Data entries:
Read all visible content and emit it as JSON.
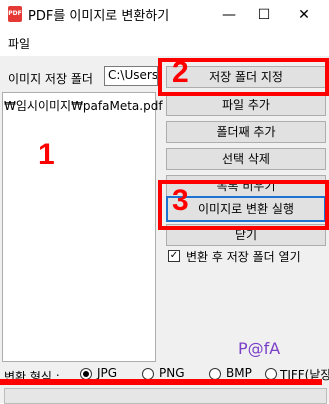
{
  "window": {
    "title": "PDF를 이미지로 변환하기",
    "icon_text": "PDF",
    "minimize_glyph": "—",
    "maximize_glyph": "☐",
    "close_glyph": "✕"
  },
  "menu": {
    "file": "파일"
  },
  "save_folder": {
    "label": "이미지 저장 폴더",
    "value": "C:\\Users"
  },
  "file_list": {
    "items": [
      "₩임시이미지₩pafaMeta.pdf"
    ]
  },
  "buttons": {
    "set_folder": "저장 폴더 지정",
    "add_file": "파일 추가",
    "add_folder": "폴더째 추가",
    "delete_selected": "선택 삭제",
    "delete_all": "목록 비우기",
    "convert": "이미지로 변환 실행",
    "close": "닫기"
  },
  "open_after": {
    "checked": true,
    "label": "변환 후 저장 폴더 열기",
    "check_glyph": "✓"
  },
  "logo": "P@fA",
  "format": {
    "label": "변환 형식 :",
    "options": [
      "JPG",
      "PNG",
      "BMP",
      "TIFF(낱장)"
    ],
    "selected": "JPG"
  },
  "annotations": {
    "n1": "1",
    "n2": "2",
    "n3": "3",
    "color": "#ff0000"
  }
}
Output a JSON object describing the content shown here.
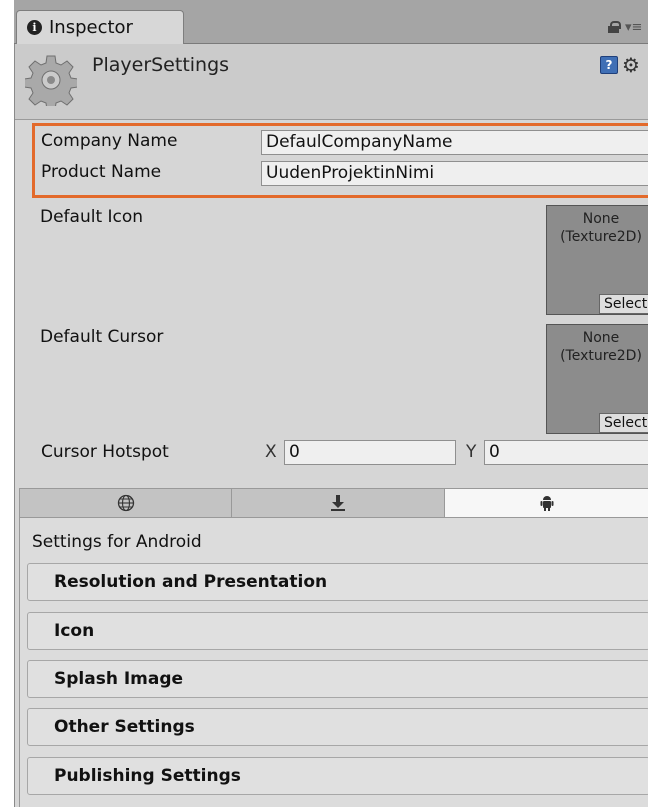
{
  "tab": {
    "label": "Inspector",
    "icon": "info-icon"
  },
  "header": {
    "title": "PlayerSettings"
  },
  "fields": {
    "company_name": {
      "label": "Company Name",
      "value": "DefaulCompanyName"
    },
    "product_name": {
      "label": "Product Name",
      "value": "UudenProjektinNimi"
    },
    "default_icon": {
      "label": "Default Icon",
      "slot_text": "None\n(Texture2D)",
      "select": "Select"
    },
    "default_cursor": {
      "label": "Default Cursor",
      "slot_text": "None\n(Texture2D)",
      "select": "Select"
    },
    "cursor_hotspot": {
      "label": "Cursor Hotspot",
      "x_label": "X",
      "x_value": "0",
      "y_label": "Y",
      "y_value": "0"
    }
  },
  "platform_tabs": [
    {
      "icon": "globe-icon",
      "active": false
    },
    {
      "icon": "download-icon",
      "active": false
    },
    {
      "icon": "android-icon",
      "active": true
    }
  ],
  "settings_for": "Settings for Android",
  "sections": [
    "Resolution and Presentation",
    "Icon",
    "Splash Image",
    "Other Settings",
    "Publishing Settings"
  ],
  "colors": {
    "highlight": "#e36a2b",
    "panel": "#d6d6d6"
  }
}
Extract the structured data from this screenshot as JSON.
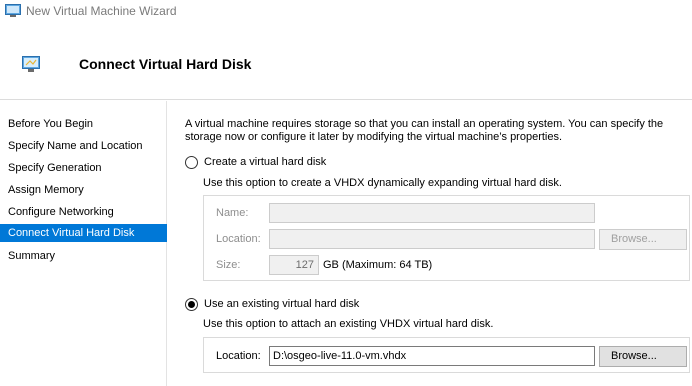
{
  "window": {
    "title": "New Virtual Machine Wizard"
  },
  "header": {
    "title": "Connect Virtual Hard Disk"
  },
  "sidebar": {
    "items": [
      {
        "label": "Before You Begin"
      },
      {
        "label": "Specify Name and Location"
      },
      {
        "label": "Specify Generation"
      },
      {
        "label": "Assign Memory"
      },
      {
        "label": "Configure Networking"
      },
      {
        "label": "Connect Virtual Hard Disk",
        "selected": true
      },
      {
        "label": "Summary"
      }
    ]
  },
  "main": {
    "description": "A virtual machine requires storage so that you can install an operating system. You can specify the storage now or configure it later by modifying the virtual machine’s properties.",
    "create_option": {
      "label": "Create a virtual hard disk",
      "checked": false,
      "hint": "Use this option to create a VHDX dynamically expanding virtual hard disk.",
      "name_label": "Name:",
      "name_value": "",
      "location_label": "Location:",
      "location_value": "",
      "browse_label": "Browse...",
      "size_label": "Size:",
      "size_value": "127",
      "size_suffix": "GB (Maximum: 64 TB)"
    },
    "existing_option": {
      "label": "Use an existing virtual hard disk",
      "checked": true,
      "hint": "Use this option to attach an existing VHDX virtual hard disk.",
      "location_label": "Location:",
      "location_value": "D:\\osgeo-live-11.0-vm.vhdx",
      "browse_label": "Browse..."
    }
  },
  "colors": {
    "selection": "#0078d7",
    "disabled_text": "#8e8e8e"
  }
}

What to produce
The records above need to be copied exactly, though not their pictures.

Exercise result
Read all visible content and emit it as JSON.
{
  "window": {
    "title": "PDF를 이미지로 변환하기",
    "icon_text": "PDF",
    "minimize_glyph": "—",
    "maximize_glyph": "☐",
    "close_glyph": "✕"
  },
  "menu": {
    "file": "파일"
  },
  "save_folder": {
    "label": "이미지 저장 폴더",
    "value": "C:\\Users"
  },
  "file_list": {
    "items": [
      "₩임시이미지₩pafaMeta.pdf"
    ]
  },
  "buttons": {
    "set_folder": "저장 폴더 지정",
    "add_file": "파일 추가",
    "add_folder": "폴더째 추가",
    "delete_selected": "선택 삭제",
    "delete_all": "목록 비우기",
    "convert": "이미지로 변환 실행",
    "close": "닫기"
  },
  "open_after": {
    "checked": true,
    "label": "변환 후 저장 폴더 열기",
    "check_glyph": "✓"
  },
  "logo": "P@fA",
  "format": {
    "label": "변환 형식 :",
    "options": [
      "JPG",
      "PNG",
      "BMP",
      "TIFF(낱장)"
    ],
    "selected": "JPG"
  },
  "annotations": {
    "n1": "1",
    "n2": "2",
    "n3": "3",
    "color": "#ff0000"
  }
}
Output a JSON object describing the content shown here.
{
  "tab": {
    "label": "Inspector",
    "icon": "info-icon"
  },
  "header": {
    "title": "PlayerSettings"
  },
  "fields": {
    "company_name": {
      "label": "Company Name",
      "value": "DefaulCompanyName"
    },
    "product_name": {
      "label": "Product Name",
      "value": "UudenProjektinNimi"
    },
    "default_icon": {
      "label": "Default Icon",
      "slot_text": "None\n(Texture2D)",
      "select": "Select"
    },
    "default_cursor": {
      "label": "Default Cursor",
      "slot_text": "None\n(Texture2D)",
      "select": "Select"
    },
    "cursor_hotspot": {
      "label": "Cursor Hotspot",
      "x_label": "X",
      "x_value": "0",
      "y_label": "Y",
      "y_value": "0"
    }
  },
  "platform_tabs": [
    {
      "icon": "globe-icon",
      "active": false
    },
    {
      "icon": "download-icon",
      "active": false
    },
    {
      "icon": "android-icon",
      "active": true
    }
  ],
  "settings_for": "Settings for Android",
  "sections": [
    "Resolution and Presentation",
    "Icon",
    "Splash Image",
    "Other Settings",
    "Publishing Settings"
  ],
  "colors": {
    "highlight": "#e36a2b",
    "panel": "#d6d6d6"
  }
}
Extract the structured data from this screenshot as JSON.
{
  "window": {
    "title": "New Virtual Machine Wizard"
  },
  "header": {
    "title": "Connect Virtual Hard Disk"
  },
  "sidebar": {
    "items": [
      {
        "label": "Before You Begin"
      },
      {
        "label": "Specify Name and Location"
      },
      {
        "label": "Specify Generation"
      },
      {
        "label": "Assign Memory"
      },
      {
        "label": "Configure Networking"
      },
      {
        "label": "Connect Virtual Hard Disk",
        "selected": true
      },
      {
        "label": "Summary"
      }
    ]
  },
  "main": {
    "description": "A virtual machine requires storage so that you can install an operating system. You can specify the storage now or configure it later by modifying the virtual machine’s properties.",
    "create_option": {
      "label": "Create a virtual hard disk",
      "checked": false,
      "hint": "Use this option to create a VHDX dynamically expanding virtual hard disk.",
      "name_label": "Name:",
      "name_value": "",
      "location_label": "Location:",
      "location_value": "",
      "browse_label": "Browse...",
      "size_label": "Size:",
      "size_value": "127",
      "size_suffix": "GB (Maximum: 64 TB)"
    },
    "existing_option": {
      "label": "Use an existing virtual hard disk",
      "checked": true,
      "hint": "Use this option to attach an existing VHDX virtual hard disk.",
      "location_label": "Location:",
      "location_value": "D:\\osgeo-live-11.0-vm.vhdx",
      "browse_label": "Browse..."
    }
  },
  "colors": {
    "selection": "#0078d7",
    "disabled_text": "#8e8e8e"
  }
}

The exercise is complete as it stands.